(Dataset rows describing interfaces)
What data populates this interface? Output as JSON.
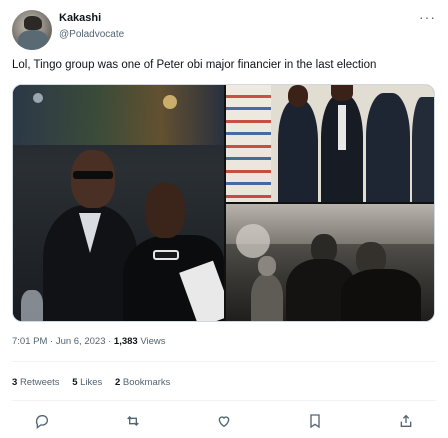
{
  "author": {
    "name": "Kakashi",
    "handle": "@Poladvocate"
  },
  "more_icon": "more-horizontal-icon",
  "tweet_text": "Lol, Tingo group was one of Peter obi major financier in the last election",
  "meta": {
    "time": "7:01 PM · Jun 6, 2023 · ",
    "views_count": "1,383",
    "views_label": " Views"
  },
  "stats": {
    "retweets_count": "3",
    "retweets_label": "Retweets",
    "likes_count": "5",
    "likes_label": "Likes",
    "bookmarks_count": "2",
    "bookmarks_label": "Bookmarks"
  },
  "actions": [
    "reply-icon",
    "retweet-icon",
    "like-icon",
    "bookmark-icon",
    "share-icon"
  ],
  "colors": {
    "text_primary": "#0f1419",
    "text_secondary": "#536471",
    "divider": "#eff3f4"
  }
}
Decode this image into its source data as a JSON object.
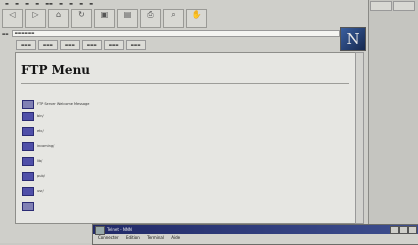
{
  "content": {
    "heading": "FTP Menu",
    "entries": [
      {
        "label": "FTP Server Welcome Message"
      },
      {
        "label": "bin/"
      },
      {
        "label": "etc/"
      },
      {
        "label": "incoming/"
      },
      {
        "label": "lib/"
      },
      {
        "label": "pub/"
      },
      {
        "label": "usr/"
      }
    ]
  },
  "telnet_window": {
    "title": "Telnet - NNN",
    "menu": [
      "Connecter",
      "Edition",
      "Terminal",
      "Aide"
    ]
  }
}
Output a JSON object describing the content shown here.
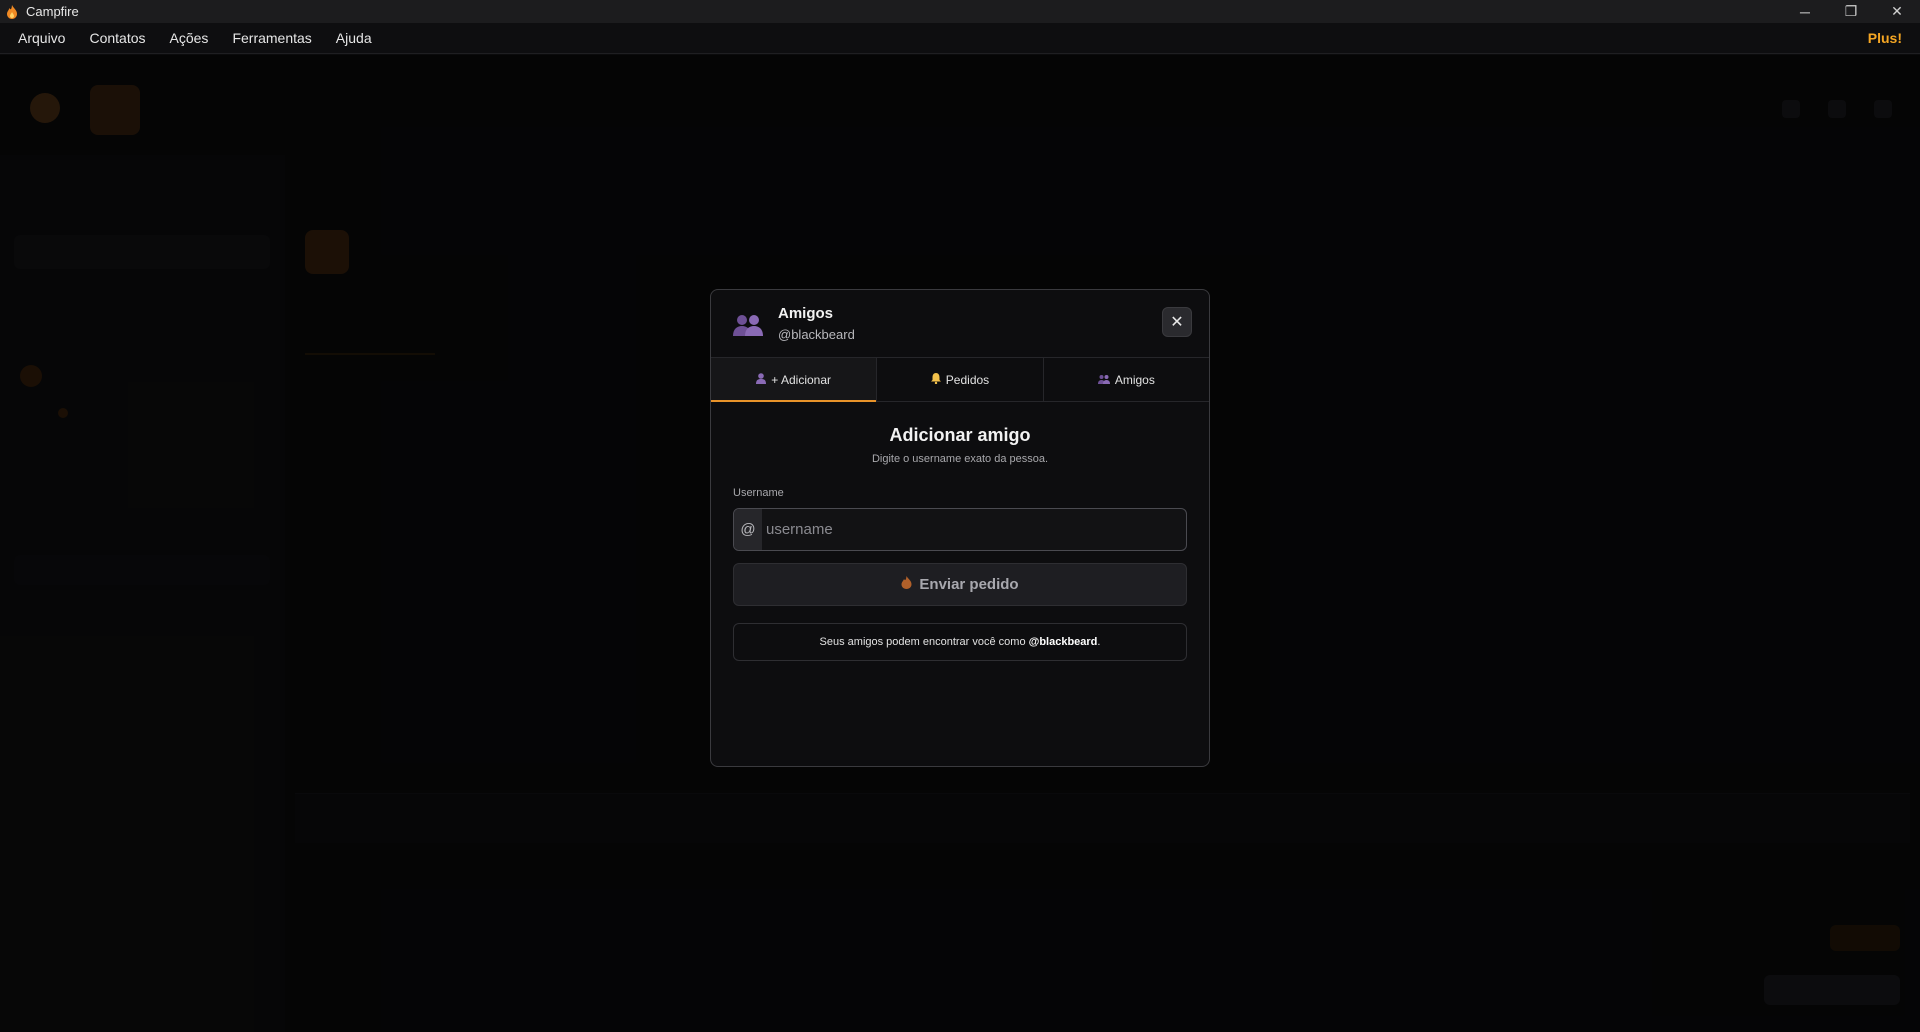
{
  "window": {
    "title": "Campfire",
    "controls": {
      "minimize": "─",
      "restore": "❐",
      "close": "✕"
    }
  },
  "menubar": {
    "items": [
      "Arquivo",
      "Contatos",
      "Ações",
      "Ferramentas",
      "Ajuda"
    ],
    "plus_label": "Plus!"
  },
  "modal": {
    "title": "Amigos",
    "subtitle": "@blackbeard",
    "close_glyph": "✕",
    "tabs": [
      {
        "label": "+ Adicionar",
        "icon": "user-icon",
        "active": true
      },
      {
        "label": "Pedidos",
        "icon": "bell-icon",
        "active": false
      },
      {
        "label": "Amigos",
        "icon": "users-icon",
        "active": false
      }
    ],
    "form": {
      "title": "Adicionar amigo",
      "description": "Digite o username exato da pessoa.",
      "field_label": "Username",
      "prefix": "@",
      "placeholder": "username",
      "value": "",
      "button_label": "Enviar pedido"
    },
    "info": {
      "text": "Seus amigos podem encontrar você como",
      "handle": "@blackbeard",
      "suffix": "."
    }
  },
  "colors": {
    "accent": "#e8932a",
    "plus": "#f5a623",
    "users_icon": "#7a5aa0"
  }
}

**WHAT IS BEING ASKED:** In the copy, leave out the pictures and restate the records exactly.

**EXPECTED ANSWER:**
What data populates this interface? Output as JSON.
{
  "author": {
    "name": "Kakashi",
    "handle": "@Poladvocate"
  },
  "more_icon": "more-horizontal-icon",
  "tweet_text": "Lol, Tingo group was one of Peter obi major financier in the last election",
  "meta": {
    "time": "7:01 PM · Jun 6, 2023 · ",
    "views_count": "1,383",
    "views_label": " Views"
  },
  "stats": {
    "retweets_count": "3",
    "retweets_label": "Retweets",
    "likes_count": "5",
    "likes_label": "Likes",
    "bookmarks_count": "2",
    "bookmarks_label": "Bookmarks"
  },
  "actions": [
    "reply-icon",
    "retweet-icon",
    "like-icon",
    "bookmark-icon",
    "share-icon"
  ],
  "colors": {
    "text_primary": "#0f1419",
    "text_secondary": "#536471",
    "divider": "#eff3f4"
  }
}
Decode this image into its source data as a JSON object.
{
  "content": {
    "heading": "FTP Menu",
    "entries": [
      {
        "label": "FTP Server Welcome Message"
      },
      {
        "label": "bin/"
      },
      {
        "label": "etc/"
      },
      {
        "label": "incoming/"
      },
      {
        "label": "lib/"
      },
      {
        "label": "pub/"
      },
      {
        "label": "usr/"
      }
    ]
  },
  "telnet_window": {
    "title": "Telnet - NNN",
    "menu": [
      "Connecter",
      "Edition",
      "Terminal",
      "Aide"
    ]
  }
}
Output a JSON object describing the content shown here.
{
  "window": {
    "title": "Campfire",
    "controls": {
      "minimize": "─",
      "restore": "❐",
      "close": "✕"
    }
  },
  "menubar": {
    "items": [
      "Arquivo",
      "Contatos",
      "Ações",
      "Ferramentas",
      "Ajuda"
    ],
    "plus_label": "Plus!"
  },
  "modal": {
    "title": "Amigos",
    "subtitle": "@blackbeard",
    "close_glyph": "✕",
    "tabs": [
      {
        "label": "+ Adicionar",
        "icon": "user-icon",
        "active": true
      },
      {
        "label": "Pedidos",
        "icon": "bell-icon",
        "active": false
      },
      {
        "label": "Amigos",
        "icon": "users-icon",
        "active": false
      }
    ],
    "form": {
      "title": "Adicionar amigo",
      "description": "Digite o username exato da pessoa.",
      "field_label": "Username",
      "prefix": "@",
      "placeholder": "username",
      "value": "",
      "button_label": "Enviar pedido"
    },
    "info": {
      "text": "Seus amigos podem encontrar você como",
      "handle": "@blackbeard",
      "suffix": "."
    }
  },
  "colors": {
    "accent": "#e8932a",
    "plus": "#f5a623",
    "users_icon": "#7a5aa0"
  }
}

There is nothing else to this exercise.